The Phoenix and the Carpet is a fantasy novel for children, written by E. Nesbit and first published in 1904. It is the second in a trilogy of novels that begins with Five Children and It (1902), and follows the adventures of the same five children: Cyril, Anthea, Robert, Jane and the Lamb. Their mother buys the children a new carpet to replace one from the nursery that they have destroyed in an accidental fire. The children find an egg in the carpet, which hatches into a talking Phoenix. The Phoenix explains that the carpet is a magic one that will grant them three wishes a day. The five children go on many adventures, which eventually wear out their magic carpet. The adventures are continued and concluded in the third book of the trilogy, The Story of the Amulet (1906).

The Phoenix and the Carpet

by
E. Nesbit


To
My Dear Godson
Hubert Griffith
and his sister
Margaret

TO HUBERT

Dear Hubert, if I ever found
A wishing-carpet lying round,
I’d stand upon it, and I’d say:
‘Take me to Hubert, right away!’
And then we’d travel very far
To where the magic countries are
That you and I will never see,
And choose the loveliest gifts for you, from me.

But oh! alack! and well-a-day!
No wishing-carpets come my way.
I never found a Phoenix yet,
And Psammeads are so hard to get!
So I give you nothing fine —
Only this book your book and mine,
And hers, whose name by yours is set;
Your book, my book, the book of Margaret!

E. NESBIT
DYMCHURCH
September, 1904


Chapter 1. The Egg

It began with the day when it was almost the Fifth of November, and a doubt arose in some breast — Robert’s, I fancy — as to the quality of the fireworks laid in for the Guy Fawkes celebration.

‘They were jolly cheap,’ said whoever it was, and I think it was Robert, ‘and suppose they didn’t go off on the night? Those Prosser kids would have something to snigger about then.’

‘The ones I got are all right,’ Jane said; ‘I know they are, because the man at the shop said they were worth thribble the money — ’

‘I’m sure thribble isn’t grammar,’ Anthea said.

‘Of course it isn’t,’ said Cyril; ‘one word can’t be grammar all by itself, so you needn’t be so jolly clever.’

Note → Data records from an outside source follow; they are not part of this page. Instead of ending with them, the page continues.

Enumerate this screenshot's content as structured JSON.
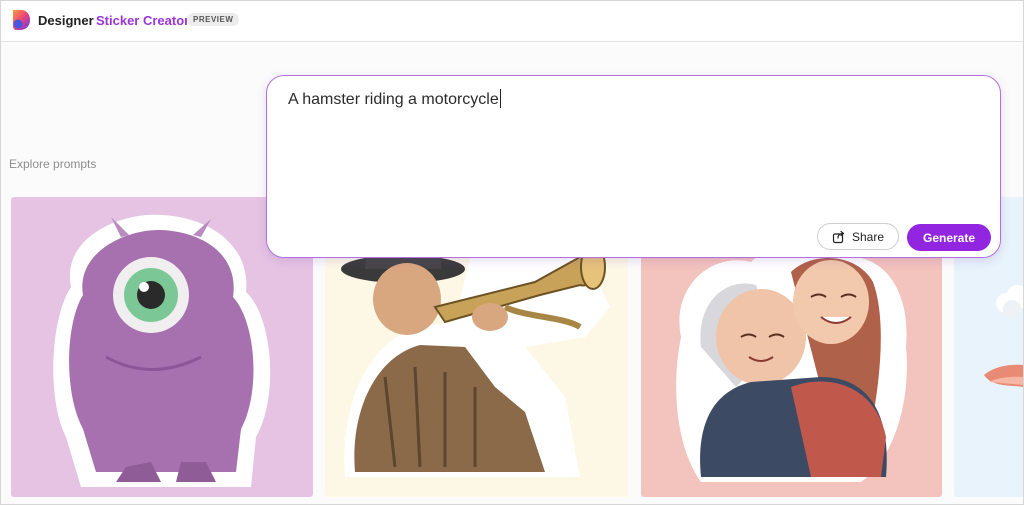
{
  "header": {
    "brand": "Designer",
    "product": "Sticker Creator",
    "badge": "PREVIEW"
  },
  "prompt": {
    "value": "A hamster riding a motorcycle",
    "share_label": "Share",
    "generate_label": "Generate"
  },
  "explore": {
    "label": "Explore prompts",
    "cards": [
      {
        "image": "purple-one-eyed-monster-sticker",
        "background": "#e6c3e3"
      },
      {
        "image": "trumpet-player-sticker",
        "background": "#fdf8e6"
      },
      {
        "image": "grandmother-granddaughter-hug-sticker",
        "background": "#f3c3bd"
      },
      {
        "image": "clouds-sticker",
        "background": "#e8f3fb"
      }
    ]
  },
  "colors": {
    "accent": "#9a35d8",
    "generate_button": "#9225e0",
    "prompt_border": "#b071e0"
  }
}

Anthea was rummaging in the corner-drawers of her mind for a very disagreeable answer, when she remembered what a wet day it was, and how the boys had been disappointed of that ride to London and back on the top of the tram, which their mother had promised them as a reward for not having once forgotten, for six whole days, to wipe their boots on the mat when they came home from school.

So Anthea only said, ‘Don’t be so jolly clever yourself, Squirrel. And the fireworks look all right, and you’ll have the eightpence that your tram fares didn’t cost to-day, to buy something more with. You ought to get a perfectly lovely Catharine wheel for eightpence.’

‘I daresay,’ said Cyril, coldly; ‘but it’s not your eightpence anyhow — ’

‘But look here,’ said Robert, ‘really now, about the fireworks. We don’t want to be disgraced before those kids next door. They think because they wear red plush on Sundays no one else is any good.’

‘I wouldn’t wear plush if it was ever so — unless it was black to be beheaded in, if I was Mary Queen of Scots,’ said Anthea, with scorn.

Robert stuck steadily to his point. One great point about Robert is the steadiness with which he can stick.

‘I think we ought to test them,’ he said.